o PR Counties: $619 million
o Capital Project Broadband Assistance: $162 million
· Broadband (e-rate): At least 12 million K-12 public school students live in households without either an internet connection or a device adequate for distance learning at home. And, a disproportionate amount of the children that lack Internet connectivity come from communities of color, low-income households, Tribal lands, and rural areas. This bill will provide funding to the Federal Communications Commission to help schools and libraries ensure that our nation’s schoolchildren can fully participate in remote learning, even as schools look to reopen safely.
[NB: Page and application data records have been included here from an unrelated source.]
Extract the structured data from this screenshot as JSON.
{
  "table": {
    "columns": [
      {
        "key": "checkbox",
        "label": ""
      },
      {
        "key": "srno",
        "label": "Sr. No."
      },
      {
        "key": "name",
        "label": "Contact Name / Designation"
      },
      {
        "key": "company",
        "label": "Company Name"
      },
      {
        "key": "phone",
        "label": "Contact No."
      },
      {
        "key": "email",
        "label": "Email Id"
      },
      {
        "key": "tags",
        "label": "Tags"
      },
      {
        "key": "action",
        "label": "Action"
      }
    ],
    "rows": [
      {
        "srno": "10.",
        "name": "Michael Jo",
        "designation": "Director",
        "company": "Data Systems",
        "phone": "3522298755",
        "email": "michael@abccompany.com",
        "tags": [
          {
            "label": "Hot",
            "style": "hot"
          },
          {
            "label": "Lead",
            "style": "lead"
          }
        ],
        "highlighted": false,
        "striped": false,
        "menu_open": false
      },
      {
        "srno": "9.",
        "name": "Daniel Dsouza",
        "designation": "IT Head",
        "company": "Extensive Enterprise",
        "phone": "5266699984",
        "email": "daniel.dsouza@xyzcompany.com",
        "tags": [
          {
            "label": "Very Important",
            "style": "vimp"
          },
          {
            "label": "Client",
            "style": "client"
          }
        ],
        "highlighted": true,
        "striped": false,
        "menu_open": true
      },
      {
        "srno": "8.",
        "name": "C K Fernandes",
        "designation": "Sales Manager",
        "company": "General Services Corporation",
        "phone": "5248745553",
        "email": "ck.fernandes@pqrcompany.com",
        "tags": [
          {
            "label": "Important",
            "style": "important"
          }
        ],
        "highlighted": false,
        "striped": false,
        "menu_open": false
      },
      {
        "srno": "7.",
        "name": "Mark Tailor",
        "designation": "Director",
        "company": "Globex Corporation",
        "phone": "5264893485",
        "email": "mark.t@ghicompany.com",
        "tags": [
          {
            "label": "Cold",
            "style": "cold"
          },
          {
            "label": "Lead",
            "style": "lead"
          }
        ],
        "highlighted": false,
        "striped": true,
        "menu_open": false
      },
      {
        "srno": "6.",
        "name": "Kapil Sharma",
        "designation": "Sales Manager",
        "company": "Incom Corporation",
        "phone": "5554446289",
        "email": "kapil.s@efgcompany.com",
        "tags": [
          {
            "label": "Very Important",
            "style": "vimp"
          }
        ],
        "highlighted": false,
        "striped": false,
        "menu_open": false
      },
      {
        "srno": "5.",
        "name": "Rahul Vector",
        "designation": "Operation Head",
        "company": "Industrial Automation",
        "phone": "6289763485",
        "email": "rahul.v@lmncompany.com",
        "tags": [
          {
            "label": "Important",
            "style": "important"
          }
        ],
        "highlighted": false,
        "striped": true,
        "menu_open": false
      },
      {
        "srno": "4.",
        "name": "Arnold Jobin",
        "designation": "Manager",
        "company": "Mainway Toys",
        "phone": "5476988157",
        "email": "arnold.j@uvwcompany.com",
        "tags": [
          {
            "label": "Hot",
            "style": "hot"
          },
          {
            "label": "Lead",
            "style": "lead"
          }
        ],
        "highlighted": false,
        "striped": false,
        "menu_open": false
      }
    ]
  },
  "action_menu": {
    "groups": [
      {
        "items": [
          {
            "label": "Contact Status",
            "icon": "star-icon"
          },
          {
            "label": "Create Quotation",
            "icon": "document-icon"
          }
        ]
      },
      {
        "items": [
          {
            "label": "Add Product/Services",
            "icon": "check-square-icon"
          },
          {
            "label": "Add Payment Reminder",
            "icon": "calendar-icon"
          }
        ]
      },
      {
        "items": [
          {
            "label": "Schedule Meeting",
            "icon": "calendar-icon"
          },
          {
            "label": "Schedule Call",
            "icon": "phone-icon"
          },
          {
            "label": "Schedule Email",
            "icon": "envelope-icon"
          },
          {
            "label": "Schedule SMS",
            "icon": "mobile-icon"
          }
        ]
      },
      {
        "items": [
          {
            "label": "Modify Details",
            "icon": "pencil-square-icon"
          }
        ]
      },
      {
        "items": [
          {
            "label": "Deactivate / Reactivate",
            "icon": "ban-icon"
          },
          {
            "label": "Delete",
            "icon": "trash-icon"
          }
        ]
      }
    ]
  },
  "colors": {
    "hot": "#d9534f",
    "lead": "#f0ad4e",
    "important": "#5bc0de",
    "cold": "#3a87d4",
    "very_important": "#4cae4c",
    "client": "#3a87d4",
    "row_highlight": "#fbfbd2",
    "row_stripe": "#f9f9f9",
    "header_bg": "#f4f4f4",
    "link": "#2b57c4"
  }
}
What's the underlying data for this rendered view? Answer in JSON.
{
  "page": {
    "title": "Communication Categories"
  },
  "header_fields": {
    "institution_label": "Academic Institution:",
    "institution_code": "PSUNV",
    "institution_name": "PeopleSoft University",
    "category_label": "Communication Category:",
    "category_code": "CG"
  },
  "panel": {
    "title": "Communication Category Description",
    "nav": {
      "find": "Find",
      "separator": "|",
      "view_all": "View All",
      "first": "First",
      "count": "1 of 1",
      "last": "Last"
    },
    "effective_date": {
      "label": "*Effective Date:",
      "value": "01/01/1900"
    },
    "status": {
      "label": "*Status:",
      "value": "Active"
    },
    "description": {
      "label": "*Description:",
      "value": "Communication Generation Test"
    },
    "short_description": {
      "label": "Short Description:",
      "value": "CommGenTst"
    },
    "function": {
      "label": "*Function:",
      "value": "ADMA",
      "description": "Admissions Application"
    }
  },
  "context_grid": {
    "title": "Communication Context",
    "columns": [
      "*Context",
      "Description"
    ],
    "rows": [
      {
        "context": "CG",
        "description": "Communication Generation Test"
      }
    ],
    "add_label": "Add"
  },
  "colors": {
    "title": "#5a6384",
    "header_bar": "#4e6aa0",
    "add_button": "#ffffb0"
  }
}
o PR: $65,801,871.26
· Emergency Rental Assistance: Following the first-of-its kind program establish in December, the American Rescue Plan provides funding for rental assistance to help millions of families stay in their homes, and protects Americans who cannot pay their rents or mortgages from a crushing debt burden when the crisis is over.
o PR Total: $240 million
· Homeowner Assistance: In an effort to help keep people in their homes, the American Rescue Plan includes $10 billion to targeted foreclosure prevention assistance to households and neighborhoods in states hit hardest by the coronavirus pandemic.
o PR: $79 million
· PR K-12 Public Schools: ARP provides over $125 billion for public K-12 schools to safely reopen schools for in-person learning, address learning loss, and support students as they work to recover from the long-term impacts of the pandemic
o Elementary and Secondary School Emergency Relief Fund: Nearly $3B
o Emergency Assistance to Non-Public Schools Program: $104 million
· Higher Education Emergency Relief Fund: ARP provides $39.6 billion to colleges and universities and their students. At least half of such funding must be spent on emergency financial aid grants to students to help them with college costs and basic needs like food, housing, and health care, with the other half available to institutions of higher education to defray lost revenue and increased costs from declining enrollment, the transition to online learning, closures of revenue-producing services and facilities, and COVID-19 testing, vaccination, PPE, and classroom retrofits.
PR: $747 million